- THE RECORDS -
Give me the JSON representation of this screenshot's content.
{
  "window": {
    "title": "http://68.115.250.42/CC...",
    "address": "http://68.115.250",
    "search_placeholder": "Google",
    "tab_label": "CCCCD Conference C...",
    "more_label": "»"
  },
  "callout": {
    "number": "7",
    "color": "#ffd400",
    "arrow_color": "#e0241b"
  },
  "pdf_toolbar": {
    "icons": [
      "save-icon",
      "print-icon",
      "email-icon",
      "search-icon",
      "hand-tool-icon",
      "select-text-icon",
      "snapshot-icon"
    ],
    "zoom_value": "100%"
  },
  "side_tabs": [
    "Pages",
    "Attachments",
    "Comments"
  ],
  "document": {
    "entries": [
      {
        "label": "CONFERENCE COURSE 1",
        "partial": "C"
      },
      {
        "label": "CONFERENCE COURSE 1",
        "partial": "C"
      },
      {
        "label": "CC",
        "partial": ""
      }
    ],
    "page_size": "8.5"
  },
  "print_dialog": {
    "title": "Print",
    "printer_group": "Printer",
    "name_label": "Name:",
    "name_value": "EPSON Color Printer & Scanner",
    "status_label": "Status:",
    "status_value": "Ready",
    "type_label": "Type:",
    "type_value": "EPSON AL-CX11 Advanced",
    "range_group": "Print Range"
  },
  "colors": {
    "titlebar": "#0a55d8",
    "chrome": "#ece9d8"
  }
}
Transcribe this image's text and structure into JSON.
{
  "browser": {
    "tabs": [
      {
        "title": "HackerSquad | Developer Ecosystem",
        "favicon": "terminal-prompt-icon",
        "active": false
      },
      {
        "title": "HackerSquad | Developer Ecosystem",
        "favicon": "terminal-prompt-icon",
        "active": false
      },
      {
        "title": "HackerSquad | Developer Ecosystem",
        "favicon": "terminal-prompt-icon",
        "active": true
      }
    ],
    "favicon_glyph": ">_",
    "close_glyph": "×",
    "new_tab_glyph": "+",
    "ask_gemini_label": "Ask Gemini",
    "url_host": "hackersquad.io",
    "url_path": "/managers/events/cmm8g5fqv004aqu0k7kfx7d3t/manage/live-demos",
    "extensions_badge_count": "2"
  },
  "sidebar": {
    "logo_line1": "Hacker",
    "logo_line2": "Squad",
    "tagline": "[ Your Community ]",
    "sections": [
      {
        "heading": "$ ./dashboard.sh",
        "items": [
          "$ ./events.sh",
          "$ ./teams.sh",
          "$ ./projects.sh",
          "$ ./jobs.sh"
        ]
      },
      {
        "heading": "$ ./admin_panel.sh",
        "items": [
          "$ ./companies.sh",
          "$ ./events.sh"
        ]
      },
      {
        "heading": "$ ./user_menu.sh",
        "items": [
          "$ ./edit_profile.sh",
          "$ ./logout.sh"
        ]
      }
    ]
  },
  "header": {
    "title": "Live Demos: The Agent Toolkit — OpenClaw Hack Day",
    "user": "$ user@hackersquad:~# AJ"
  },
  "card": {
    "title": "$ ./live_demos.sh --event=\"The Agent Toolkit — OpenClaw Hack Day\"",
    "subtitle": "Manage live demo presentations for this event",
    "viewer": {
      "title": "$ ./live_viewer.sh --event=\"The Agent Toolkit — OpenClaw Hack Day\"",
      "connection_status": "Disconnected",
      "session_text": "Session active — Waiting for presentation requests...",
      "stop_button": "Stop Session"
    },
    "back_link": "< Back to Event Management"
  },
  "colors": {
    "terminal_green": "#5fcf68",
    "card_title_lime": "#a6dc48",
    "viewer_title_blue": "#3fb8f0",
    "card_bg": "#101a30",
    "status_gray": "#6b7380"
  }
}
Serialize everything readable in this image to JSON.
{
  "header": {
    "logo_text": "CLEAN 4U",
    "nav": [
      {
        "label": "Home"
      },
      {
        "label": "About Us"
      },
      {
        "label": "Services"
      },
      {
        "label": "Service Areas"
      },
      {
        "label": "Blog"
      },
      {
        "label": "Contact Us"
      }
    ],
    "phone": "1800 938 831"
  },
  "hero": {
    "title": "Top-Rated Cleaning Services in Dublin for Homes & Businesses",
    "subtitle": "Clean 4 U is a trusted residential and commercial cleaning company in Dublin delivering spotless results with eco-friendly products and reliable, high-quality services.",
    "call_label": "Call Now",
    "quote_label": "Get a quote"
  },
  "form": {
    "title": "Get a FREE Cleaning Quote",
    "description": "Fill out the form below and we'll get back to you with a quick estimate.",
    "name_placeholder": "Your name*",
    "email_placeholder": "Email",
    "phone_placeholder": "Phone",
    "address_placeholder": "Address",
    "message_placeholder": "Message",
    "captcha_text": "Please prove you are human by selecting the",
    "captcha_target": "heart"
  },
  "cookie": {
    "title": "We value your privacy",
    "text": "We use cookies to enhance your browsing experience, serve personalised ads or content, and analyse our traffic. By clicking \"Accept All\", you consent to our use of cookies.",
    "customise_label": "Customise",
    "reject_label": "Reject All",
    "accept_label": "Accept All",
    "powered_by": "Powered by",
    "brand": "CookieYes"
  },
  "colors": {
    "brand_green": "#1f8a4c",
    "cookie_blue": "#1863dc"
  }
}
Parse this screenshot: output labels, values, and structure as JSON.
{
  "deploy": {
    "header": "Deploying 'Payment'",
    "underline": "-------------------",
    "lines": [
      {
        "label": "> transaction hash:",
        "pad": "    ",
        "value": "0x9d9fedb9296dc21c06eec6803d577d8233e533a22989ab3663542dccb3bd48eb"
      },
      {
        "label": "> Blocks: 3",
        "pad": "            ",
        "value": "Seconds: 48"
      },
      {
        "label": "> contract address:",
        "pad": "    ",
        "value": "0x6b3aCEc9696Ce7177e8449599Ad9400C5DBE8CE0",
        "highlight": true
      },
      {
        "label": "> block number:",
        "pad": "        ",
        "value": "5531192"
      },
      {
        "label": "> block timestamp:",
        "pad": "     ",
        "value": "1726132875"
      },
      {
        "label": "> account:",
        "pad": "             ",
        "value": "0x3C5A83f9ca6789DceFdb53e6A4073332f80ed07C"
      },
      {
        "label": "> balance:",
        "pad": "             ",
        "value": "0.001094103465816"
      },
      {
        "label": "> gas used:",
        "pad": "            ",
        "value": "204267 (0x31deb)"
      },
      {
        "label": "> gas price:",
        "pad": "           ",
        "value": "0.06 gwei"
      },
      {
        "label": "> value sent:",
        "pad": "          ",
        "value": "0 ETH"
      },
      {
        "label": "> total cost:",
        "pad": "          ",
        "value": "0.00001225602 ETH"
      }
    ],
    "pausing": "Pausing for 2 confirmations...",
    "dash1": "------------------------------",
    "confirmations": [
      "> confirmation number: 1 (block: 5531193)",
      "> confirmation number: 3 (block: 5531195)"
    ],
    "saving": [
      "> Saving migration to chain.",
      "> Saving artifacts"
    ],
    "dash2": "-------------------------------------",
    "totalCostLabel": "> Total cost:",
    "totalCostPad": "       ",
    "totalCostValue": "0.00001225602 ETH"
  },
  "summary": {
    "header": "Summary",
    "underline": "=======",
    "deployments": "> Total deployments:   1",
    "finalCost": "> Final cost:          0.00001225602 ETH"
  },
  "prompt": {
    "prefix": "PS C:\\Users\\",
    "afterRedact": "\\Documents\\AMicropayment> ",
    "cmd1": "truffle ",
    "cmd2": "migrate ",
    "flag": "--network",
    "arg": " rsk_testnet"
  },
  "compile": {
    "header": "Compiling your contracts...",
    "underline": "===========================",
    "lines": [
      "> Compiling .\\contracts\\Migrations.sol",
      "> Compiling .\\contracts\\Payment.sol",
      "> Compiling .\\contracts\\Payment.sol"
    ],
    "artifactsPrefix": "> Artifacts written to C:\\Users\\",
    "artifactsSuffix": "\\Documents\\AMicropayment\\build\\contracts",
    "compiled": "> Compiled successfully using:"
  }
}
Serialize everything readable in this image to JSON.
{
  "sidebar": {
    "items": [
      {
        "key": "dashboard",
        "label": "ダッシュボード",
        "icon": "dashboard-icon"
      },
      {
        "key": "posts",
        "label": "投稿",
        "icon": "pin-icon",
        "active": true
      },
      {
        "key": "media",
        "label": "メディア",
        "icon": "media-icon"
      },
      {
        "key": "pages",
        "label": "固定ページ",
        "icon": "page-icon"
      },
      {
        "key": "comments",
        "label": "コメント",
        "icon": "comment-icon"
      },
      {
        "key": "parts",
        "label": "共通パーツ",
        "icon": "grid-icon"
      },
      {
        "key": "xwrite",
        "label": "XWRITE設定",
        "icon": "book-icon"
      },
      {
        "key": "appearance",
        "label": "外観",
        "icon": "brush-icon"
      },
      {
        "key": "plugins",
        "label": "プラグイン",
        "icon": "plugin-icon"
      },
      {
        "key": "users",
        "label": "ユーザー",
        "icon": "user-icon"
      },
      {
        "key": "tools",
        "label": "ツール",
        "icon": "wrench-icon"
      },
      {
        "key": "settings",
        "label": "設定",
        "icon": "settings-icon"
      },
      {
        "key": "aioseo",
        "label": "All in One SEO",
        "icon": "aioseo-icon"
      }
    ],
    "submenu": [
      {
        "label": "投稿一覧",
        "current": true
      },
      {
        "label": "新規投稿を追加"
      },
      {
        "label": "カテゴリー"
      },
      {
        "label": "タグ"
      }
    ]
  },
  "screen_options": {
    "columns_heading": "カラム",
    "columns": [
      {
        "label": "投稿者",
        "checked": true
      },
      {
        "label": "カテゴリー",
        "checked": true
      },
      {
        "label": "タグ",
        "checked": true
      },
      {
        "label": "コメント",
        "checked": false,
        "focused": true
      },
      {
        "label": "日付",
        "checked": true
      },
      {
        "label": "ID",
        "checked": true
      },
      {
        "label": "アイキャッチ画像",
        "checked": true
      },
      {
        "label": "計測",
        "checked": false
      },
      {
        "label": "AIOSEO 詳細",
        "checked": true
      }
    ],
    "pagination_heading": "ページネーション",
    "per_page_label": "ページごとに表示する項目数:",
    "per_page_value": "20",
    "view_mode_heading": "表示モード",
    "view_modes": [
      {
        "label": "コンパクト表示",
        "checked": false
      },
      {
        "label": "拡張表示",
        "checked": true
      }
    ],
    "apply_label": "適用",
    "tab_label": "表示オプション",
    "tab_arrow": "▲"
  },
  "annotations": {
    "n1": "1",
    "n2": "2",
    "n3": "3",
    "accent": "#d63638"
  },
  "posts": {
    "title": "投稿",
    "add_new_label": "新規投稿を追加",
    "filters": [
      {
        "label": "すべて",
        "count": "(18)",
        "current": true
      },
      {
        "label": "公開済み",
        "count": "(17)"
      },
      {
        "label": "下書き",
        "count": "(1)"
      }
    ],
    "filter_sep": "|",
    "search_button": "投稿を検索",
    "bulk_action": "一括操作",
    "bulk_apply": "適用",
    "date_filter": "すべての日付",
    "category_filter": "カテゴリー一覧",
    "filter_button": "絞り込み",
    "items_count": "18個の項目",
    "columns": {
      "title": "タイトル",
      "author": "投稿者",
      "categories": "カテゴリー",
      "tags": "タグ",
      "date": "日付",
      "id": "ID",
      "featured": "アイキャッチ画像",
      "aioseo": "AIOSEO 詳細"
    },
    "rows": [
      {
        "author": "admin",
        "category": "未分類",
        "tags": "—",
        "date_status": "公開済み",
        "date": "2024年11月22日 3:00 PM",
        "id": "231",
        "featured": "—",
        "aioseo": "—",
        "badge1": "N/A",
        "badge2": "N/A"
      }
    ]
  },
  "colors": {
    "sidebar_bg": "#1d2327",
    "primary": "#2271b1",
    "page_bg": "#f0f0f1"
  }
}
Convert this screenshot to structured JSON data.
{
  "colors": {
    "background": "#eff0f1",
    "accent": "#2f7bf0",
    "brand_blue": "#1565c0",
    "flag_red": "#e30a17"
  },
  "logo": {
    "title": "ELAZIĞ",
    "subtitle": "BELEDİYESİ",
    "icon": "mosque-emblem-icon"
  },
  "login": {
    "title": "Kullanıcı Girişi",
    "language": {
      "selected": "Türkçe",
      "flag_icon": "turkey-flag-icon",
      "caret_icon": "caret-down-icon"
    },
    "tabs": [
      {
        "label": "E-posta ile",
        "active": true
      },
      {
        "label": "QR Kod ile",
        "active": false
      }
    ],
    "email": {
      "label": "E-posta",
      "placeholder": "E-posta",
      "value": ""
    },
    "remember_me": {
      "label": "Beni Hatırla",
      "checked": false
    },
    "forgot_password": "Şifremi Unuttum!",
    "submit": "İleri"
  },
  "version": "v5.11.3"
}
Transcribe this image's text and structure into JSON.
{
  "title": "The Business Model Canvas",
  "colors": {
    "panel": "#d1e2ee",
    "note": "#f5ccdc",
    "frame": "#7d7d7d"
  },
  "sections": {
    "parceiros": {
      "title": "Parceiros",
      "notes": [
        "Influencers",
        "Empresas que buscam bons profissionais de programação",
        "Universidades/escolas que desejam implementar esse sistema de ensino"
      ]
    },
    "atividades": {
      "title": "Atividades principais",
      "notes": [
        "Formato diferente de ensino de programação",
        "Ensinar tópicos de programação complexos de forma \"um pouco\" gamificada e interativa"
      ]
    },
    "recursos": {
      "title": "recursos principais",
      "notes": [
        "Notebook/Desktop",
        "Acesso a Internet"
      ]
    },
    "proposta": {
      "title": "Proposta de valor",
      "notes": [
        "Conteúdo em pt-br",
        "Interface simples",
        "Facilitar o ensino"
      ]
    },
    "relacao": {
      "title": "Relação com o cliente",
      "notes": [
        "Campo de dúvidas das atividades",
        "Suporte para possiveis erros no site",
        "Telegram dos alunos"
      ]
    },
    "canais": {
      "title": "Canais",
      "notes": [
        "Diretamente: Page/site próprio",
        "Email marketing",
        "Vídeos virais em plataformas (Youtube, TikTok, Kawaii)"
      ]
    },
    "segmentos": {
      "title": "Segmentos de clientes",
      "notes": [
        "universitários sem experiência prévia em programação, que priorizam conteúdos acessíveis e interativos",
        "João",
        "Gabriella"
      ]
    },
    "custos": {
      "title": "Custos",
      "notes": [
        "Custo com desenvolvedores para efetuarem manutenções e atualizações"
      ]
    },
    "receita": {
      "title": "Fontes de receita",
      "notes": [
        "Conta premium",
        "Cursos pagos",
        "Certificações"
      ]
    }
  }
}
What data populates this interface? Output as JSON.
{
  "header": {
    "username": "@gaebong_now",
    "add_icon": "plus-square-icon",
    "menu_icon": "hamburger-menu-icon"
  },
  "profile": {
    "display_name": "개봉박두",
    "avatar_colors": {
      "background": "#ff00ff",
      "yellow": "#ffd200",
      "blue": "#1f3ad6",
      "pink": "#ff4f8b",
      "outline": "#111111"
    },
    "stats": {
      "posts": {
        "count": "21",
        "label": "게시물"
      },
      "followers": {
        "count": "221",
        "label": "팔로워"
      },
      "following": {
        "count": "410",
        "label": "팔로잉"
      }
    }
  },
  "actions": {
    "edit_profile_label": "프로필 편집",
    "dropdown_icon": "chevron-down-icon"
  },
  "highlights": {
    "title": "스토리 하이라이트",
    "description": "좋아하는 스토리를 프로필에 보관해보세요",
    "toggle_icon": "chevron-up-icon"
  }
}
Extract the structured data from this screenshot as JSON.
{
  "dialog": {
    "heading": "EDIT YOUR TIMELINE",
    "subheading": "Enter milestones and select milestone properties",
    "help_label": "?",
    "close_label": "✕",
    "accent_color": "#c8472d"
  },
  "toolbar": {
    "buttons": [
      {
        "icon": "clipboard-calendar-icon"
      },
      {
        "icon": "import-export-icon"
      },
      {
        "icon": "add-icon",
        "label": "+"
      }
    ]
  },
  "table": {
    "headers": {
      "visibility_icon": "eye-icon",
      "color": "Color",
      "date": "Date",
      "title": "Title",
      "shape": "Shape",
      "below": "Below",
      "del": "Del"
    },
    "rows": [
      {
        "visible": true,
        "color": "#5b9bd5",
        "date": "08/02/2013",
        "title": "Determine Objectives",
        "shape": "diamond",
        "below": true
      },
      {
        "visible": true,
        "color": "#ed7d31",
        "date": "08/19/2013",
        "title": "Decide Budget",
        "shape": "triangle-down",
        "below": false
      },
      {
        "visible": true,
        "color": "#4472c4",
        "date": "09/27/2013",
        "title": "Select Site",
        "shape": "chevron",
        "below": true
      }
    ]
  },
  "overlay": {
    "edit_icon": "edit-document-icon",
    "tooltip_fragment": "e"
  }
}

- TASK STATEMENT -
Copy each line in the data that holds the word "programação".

- THE ANSWER -
        "Empresas que buscam bons profissionais de programação",
        "Formato diferente de ensino de programação",
        "Ensinar tópicos de programação complexos de forma \"um pouco\" gamificada e interativa"
        "universitários sem experiência prévia em programação, que priorizam conteúdos acessíveis e interativos",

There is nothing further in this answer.